Chickens farmed for eggs are called egg-laying hens.
A flock of chickens in an artificially lit coop will lay bigger eggs with stronger shells if timers in that coop create the illusion of a 28-hour day.
The temperature of a newly laid hen’s egg is 105 degrees F.
You know that air pocket in the big end of an egg? It doesn’t form until the egg cools down.
The egg always emerges large end first.
If it’s a double-yolk egg, it was laid within six weeks of when the hen first started laying eggs.
Chickens that lay white eggs descend from birds that nested in dark closed places. Those that lay brown eggs descend from birds that nested in light open places.
You’ve heard of those Chinese “1,000-year-old eggs”? They’re 42 days old.
11 percent of the hen’s egg is shell. The white is 57 percent, the yolk, 32 percent.
Those big poultry farms typically gather eggs four times a day.
Some hens lay eggs shaped like cucumbers.
Did you know...
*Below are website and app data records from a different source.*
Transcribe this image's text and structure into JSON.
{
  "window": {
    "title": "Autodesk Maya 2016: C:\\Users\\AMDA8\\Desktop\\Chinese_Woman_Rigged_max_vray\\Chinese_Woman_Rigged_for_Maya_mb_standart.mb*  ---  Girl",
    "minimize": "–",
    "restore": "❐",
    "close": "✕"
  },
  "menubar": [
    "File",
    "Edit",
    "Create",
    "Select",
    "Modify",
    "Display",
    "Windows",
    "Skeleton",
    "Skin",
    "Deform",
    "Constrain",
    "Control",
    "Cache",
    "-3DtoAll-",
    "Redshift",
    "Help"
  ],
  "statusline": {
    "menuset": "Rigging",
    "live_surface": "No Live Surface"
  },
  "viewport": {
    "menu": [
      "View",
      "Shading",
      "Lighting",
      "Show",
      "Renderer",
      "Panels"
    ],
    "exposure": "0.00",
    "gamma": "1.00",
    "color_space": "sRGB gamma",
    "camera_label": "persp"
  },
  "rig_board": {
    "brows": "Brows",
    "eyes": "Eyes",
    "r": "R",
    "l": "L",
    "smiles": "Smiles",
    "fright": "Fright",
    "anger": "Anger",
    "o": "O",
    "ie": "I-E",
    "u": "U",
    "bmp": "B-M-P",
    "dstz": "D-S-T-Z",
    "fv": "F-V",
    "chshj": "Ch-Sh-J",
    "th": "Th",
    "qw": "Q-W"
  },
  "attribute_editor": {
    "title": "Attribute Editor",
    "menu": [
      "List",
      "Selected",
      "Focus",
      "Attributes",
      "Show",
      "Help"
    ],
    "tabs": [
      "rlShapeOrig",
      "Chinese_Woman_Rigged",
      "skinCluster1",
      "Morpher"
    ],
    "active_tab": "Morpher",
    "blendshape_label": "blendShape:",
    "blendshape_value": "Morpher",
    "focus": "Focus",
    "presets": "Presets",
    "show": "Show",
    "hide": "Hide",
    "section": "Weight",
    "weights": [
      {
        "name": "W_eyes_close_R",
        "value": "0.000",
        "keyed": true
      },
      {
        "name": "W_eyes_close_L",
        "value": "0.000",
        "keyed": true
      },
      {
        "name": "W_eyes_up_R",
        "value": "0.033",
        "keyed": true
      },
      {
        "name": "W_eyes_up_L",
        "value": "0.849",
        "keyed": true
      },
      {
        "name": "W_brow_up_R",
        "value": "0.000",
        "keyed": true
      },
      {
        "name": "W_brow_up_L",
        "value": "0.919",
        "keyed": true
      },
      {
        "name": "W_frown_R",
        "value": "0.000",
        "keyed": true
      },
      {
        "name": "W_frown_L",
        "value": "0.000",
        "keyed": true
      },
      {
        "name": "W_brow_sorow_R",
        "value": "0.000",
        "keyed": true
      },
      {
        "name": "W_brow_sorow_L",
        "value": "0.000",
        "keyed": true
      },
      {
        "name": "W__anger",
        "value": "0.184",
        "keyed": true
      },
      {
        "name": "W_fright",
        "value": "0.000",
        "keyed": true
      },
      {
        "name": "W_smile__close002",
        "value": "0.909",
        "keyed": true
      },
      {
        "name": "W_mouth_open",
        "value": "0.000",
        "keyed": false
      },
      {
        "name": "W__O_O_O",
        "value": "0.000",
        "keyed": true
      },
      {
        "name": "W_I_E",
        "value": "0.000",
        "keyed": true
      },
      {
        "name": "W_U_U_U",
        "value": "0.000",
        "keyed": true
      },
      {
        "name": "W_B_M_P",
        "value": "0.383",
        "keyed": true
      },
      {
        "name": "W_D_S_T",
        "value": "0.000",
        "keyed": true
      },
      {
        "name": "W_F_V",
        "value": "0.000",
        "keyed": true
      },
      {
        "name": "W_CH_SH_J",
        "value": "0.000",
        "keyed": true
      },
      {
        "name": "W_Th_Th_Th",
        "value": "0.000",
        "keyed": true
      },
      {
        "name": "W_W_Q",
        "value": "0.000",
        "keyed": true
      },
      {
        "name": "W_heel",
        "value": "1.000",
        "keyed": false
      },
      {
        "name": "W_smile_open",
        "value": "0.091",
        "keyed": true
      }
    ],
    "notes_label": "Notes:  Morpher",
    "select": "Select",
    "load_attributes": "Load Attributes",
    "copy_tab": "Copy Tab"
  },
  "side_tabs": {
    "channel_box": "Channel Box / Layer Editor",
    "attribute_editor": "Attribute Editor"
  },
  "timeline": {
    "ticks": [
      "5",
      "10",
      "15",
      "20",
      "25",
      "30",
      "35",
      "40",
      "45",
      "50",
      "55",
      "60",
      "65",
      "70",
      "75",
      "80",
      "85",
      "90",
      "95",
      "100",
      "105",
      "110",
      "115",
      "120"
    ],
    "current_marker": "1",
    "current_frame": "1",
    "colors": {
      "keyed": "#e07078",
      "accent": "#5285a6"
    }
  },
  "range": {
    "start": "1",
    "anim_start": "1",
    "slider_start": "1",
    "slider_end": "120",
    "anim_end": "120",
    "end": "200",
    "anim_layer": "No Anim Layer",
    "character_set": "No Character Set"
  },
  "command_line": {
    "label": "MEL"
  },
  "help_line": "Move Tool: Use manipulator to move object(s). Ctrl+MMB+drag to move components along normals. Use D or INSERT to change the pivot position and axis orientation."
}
Kiwis are native to New Zealand and have very poor eyesight, seeing only about seven feet at night and less than three feet during the day. They have no tail, have thick hair-like feathers, and cannot fly.